SpaceX CEO Elon Musk said yesterday afternoon that the June 28 Falcon 9 explosion occurred due to a failed strut in the rocket’s upper stage liquid oxygen tank. The strut was designed to handle up to 10,000 pounds of force but, in this scenario, failed at just 2,000 pounds of force.
“This is the best of what we know thus far,” Musk said. “We emphasize this is an initial assessment and further investigation may reveal more over time.”
Musk said that SpaceX remains unsure as to why the strut snapped, but it is possible that the material was faulty. Musk declined to provide the name of the manufacturer, but he added that it could be just that one strut (out of thousands) that was ineffective. In the future, Musk said that SpaceX will stress test individual rocket struts to prevent this sort of error from happening again.
Yesterday’s announcement from Musk was the first release of the results of SpaceX’s ongoing investigation; the process has been lengthy due to the need to examine 3,000 telemetry channels, numerous video channels and physical debris.
Musk added that the Falcon 9 failure shouldn’t affect SpaceX’s contract with NASA; however, the first test launch of the Falcon 9 Heavy is now postponed until spring of 2016.

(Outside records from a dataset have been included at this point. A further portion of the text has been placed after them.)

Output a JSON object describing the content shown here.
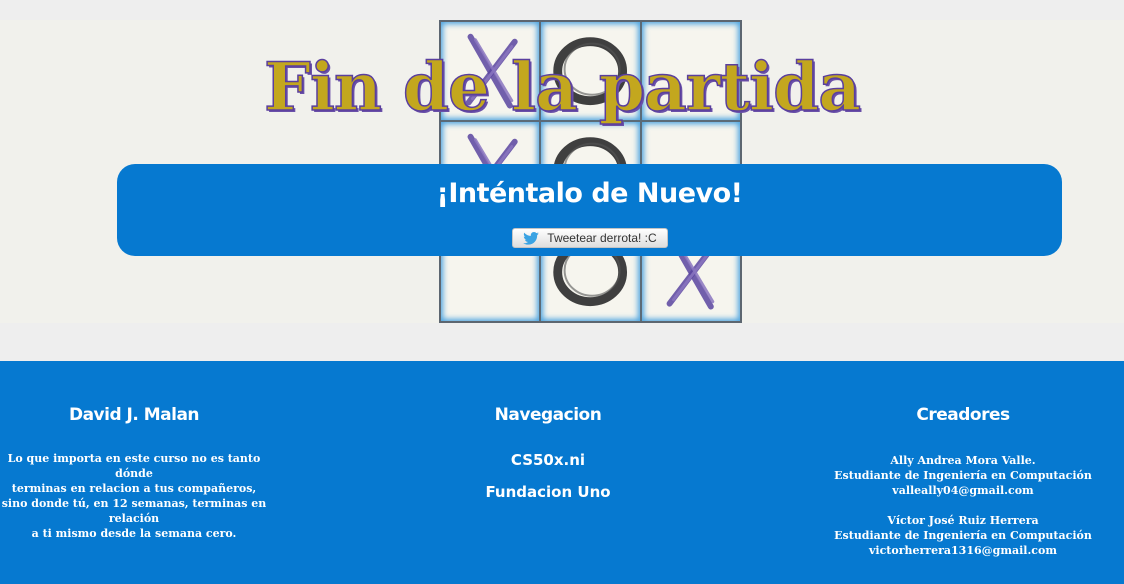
{
  "game": {
    "title": "Fin de la partida",
    "board": [
      "x",
      "o",
      "",
      "x",
      "o",
      "",
      "",
      "o",
      "x"
    ]
  },
  "banner": {
    "message": "¡Inténtalo de Nuevo!",
    "tweet_label": "Tweetear derrota! :C"
  },
  "footer": {
    "left": {
      "heading": "David J. Malan",
      "quote": [
        "Lo que importa en este curso no es tanto dónde",
        "terminas en relacion a tus compañeros,",
        "sino donde tú, en 12 semanas, terminas en relación",
        "a ti mismo desde la semana cero."
      ]
    },
    "middle": {
      "heading": "Navegacion",
      "links": [
        "CS50x.ni",
        "Fundacion Uno"
      ]
    },
    "right": {
      "heading": "Creadores",
      "creator1": {
        "name": "Ally Andrea Mora Valle.",
        "role": "Estudiante de Ingeniería en Computación",
        "email": "valleally04@gmail.com"
      },
      "creator2": {
        "name": "Víctor José Ruiz Herrera",
        "role": "Estudiante de Ingeniería en Computación",
        "email": "victorherrera1316@gmail.com"
      }
    }
  },
  "colors": {
    "accent": "#0679d0",
    "title": "#c3a71e",
    "title_outline": "#5a3f9e"
  }
}
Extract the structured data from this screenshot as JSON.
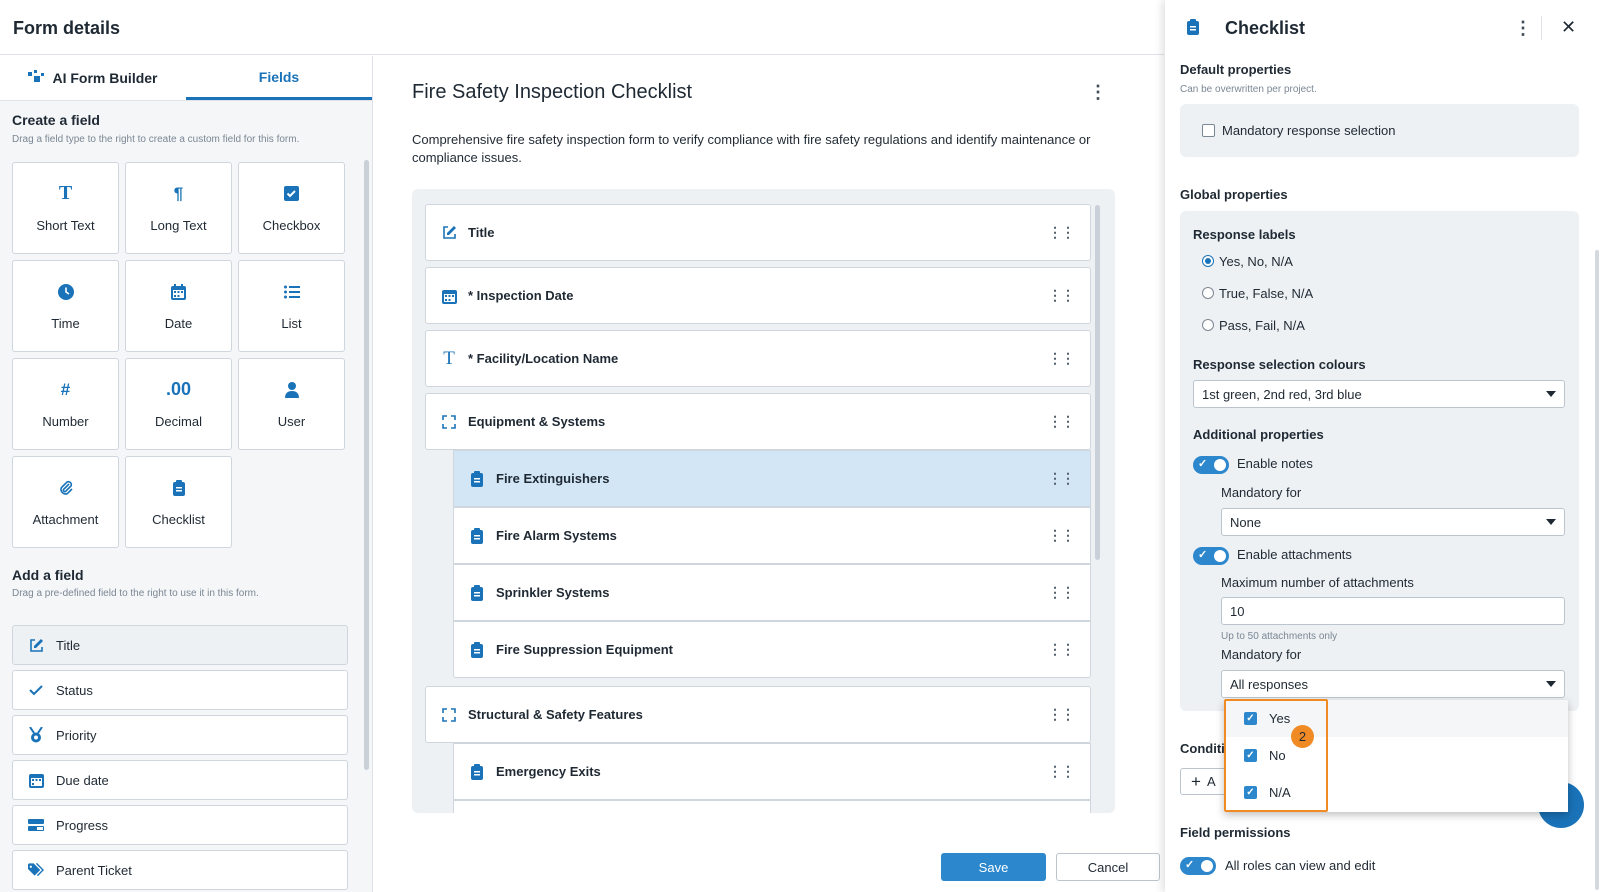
{
  "header": {
    "title": "Form details"
  },
  "left": {
    "tabs": [
      {
        "label": "AI Form Builder"
      },
      {
        "label": "Fields"
      }
    ],
    "create": {
      "title": "Create a field",
      "subtitle": "Drag a field type to the right to create a custom field for this form."
    },
    "field_types": [
      {
        "label": "Short Text",
        "icon": "text-icon"
      },
      {
        "label": "Long Text",
        "icon": "paragraph-icon"
      },
      {
        "label": "Checkbox",
        "icon": "checkbox-icon"
      },
      {
        "label": "Time",
        "icon": "clock-icon"
      },
      {
        "label": "Date",
        "icon": "calendar-icon"
      },
      {
        "label": "List",
        "icon": "list-icon"
      },
      {
        "label": "Number",
        "icon": "hash-icon"
      },
      {
        "label": "Decimal",
        "icon": "decimal-icon"
      },
      {
        "label": "User",
        "icon": "user-icon"
      },
      {
        "label": "Attachment",
        "icon": "paperclip-icon"
      },
      {
        "label": "Checklist",
        "icon": "clipboard-icon"
      }
    ],
    "add": {
      "title": "Add a field",
      "subtitle": "Drag a pre-defined field to the right to use it in this form."
    },
    "predefined": [
      {
        "label": "Title",
        "icon": "edit-icon"
      },
      {
        "label": "Status",
        "icon": "check-icon"
      },
      {
        "label": "Priority",
        "icon": "medal-icon"
      },
      {
        "label": "Due date",
        "icon": "calendar-icon"
      },
      {
        "label": "Progress",
        "icon": "progress-icon"
      },
      {
        "label": "Parent Ticket",
        "icon": "tags-icon"
      }
    ]
  },
  "form": {
    "title": "Fire Safety Inspection Checklist",
    "description": "Comprehensive fire safety inspection form to verify compliance with fire safety regulations and identify maintenance or compliance issues.",
    "fields": [
      {
        "label": "Title",
        "icon": "edit-icon"
      },
      {
        "label": "* Inspection Date",
        "icon": "calendar-icon"
      },
      {
        "label": "* Facility/Location Name",
        "icon": "text-icon"
      },
      {
        "label": "Equipment & Systems",
        "icon": "section-icon"
      },
      {
        "label": "Fire Extinguishers",
        "icon": "clipboard-icon"
      },
      {
        "label": "Fire Alarm Systems",
        "icon": "clipboard-icon"
      },
      {
        "label": "Sprinkler Systems",
        "icon": "clipboard-icon"
      },
      {
        "label": "Fire Suppression Equipment",
        "icon": "clipboard-icon"
      },
      {
        "label": "Structural & Safety Features",
        "icon": "section-icon"
      },
      {
        "label": "Emergency Exits",
        "icon": "clipboard-icon"
      }
    ],
    "save_label": "Save",
    "cancel_label": "Cancel"
  },
  "panel": {
    "title": "Checklist",
    "default_props": {
      "title": "Default properties",
      "subtitle": "Can be overwritten per project.",
      "mandatory_label": "Mandatory response selection"
    },
    "global_props": {
      "title": "Global properties"
    },
    "response_labels": {
      "title": "Response labels",
      "options": [
        "Yes, No, N/A",
        "True, False, N/A",
        "Pass, Fail, N/A"
      ]
    },
    "colours": {
      "title": "Response selection colours",
      "value": "1st green, 2nd red, 3rd blue"
    },
    "additional": {
      "title": "Additional properties"
    },
    "notes": {
      "label": "Enable notes",
      "mandatory_for_label": "Mandatory for",
      "mandatory_for_value": "None"
    },
    "attachments": {
      "label": "Enable attachments",
      "max_label": "Maximum number of attachments",
      "max_value": "10",
      "max_hint": "Up to 50 attachments only",
      "mandatory_for_label": "Mandatory for",
      "mandatory_for_value": "All responses"
    },
    "conditions_label": "Conditi",
    "add_button_label": "A",
    "permissions": {
      "title": "Field permissions",
      "label": "All roles can view and edit"
    }
  },
  "dropdown": {
    "options": [
      "Yes",
      "No",
      "N/A"
    ],
    "badge": "2"
  }
}
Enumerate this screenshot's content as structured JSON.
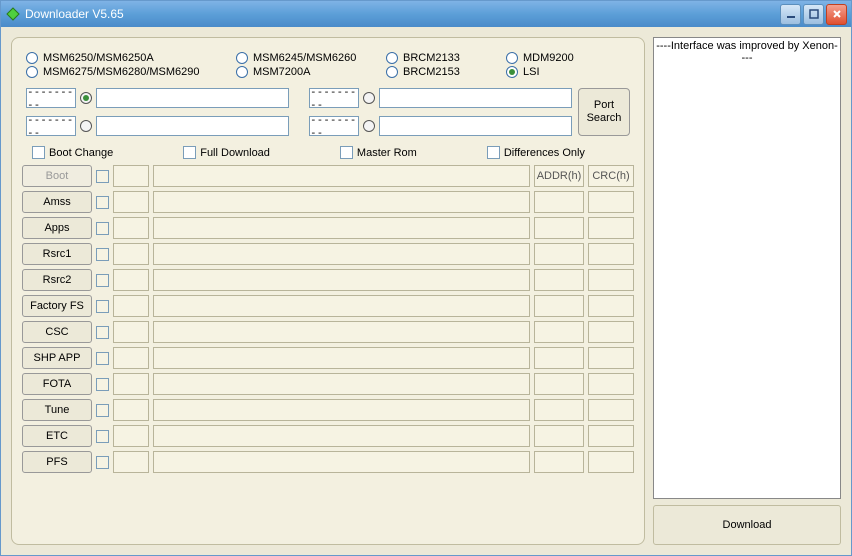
{
  "window": {
    "title": "Downloader V5.65"
  },
  "radios": {
    "row1": [
      "MSM6250/MSM6250A",
      "MSM6245/MSM6260",
      "BRCM2133",
      "MDM9200"
    ],
    "row2": [
      "MSM6275/MSM6280/MSM6290",
      "MSM7200A",
      "BRCM2153",
      "LSI"
    ],
    "selected": "LSI"
  },
  "ports": {
    "combo_placeholder": "---------",
    "selected_index": 0,
    "button": "Port\nSearch"
  },
  "checks": [
    "Boot Change",
    "Full Download",
    "Master Rom",
    "Differences Only"
  ],
  "headers": {
    "addr": "ADDR(h)",
    "crc": "CRC(h)"
  },
  "rows": [
    {
      "label": "Boot",
      "disabled": true
    },
    {
      "label": "Amss"
    },
    {
      "label": "Apps"
    },
    {
      "label": "Rsrc1"
    },
    {
      "label": "Rsrc2"
    },
    {
      "label": "Factory FS"
    },
    {
      "label": "CSC"
    },
    {
      "label": "SHP APP"
    },
    {
      "label": "FOTA"
    },
    {
      "label": "Tune"
    },
    {
      "label": "ETC"
    },
    {
      "label": "PFS"
    }
  ],
  "log": "----Interface was improved by Xenon----",
  "download": "Download"
}
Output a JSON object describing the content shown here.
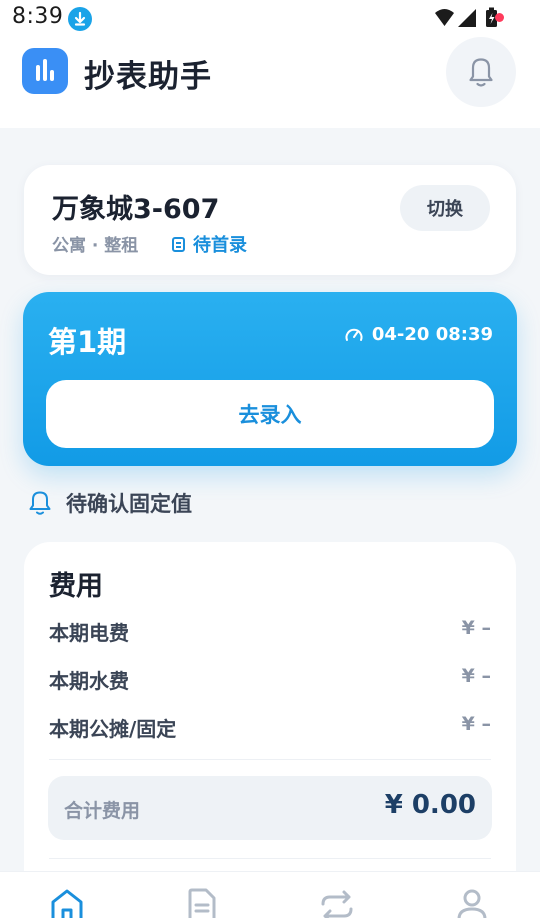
{
  "status_bar": {
    "time": "8:39"
  },
  "header": {
    "app_title": "抄表助手"
  },
  "property": {
    "name": "万象城3-607",
    "type": "公寓 · 整租",
    "status": "待首录",
    "switch_label": "切换"
  },
  "period": {
    "title": "第1期",
    "datetime": "04-20 08:39",
    "record_label": "去录入"
  },
  "notice": {
    "text": "待确认固定值"
  },
  "fees": {
    "title": "费用",
    "items": [
      {
        "label": "本期电费",
        "value": "¥ –"
      },
      {
        "label": "本期水费",
        "value": "¥ –"
      },
      {
        "label": "本期公摊/固定",
        "value": "¥ –"
      }
    ],
    "total_label": "合计费用",
    "total_value": "¥ 0.00"
  },
  "colors": {
    "accent": "#1a8fdc",
    "card_gradient_top": "#2ab0f0",
    "card_gradient_bottom": "#129be6",
    "notification_dot": "#ff3b5c"
  },
  "nav": {
    "active": "home",
    "items": [
      {
        "icon": "home-icon"
      },
      {
        "icon": "document-icon"
      },
      {
        "icon": "swap-icon"
      },
      {
        "icon": "user-icon"
      }
    ]
  }
}
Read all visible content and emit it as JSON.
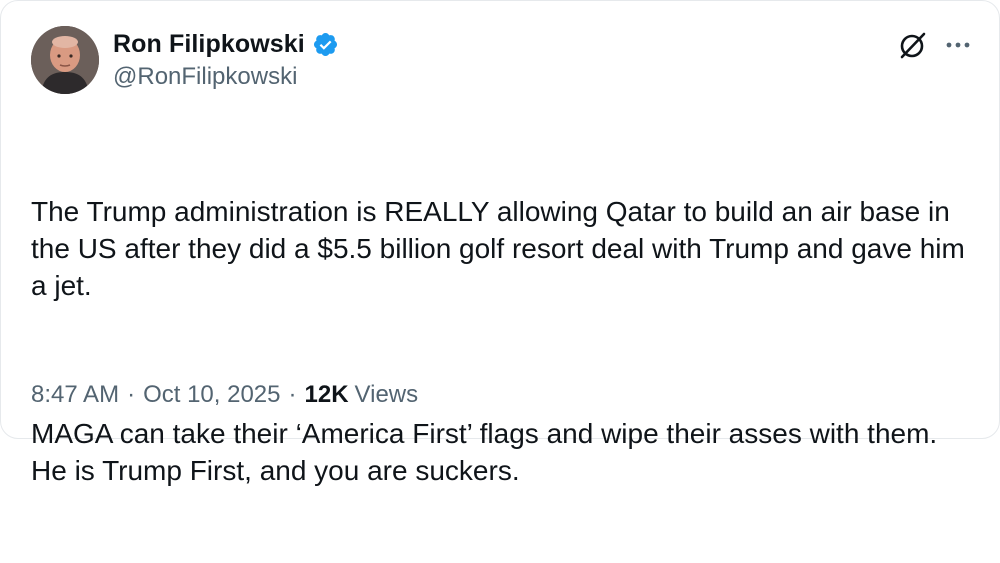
{
  "author": {
    "display_name": "Ron Filipkowski",
    "handle": "@RonFilipkowski",
    "verified": true,
    "verified_color": "#1d9bf0"
  },
  "icons": {
    "grok": "grok-icon",
    "more": "more-icon"
  },
  "tweet": {
    "paragraphs": [
      "The Trump administration is REALLY allowing Qatar to build an air base in the US after they did a $5.5 billion golf resort deal with Trump and gave him a jet.",
      "MAGA can take their ‘America First’ flags and wipe their asses with them. He is Trump First, and you are suckers."
    ]
  },
  "meta": {
    "time": "8:47 AM",
    "date": "Oct 10, 2025",
    "separator": "·",
    "views_count": "12K",
    "views_label": "Views"
  }
}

The recent rocket loss was the first major failure out of the other 19 Falcon 9 launches, but Musk remained firm that this record wasn’t good enough.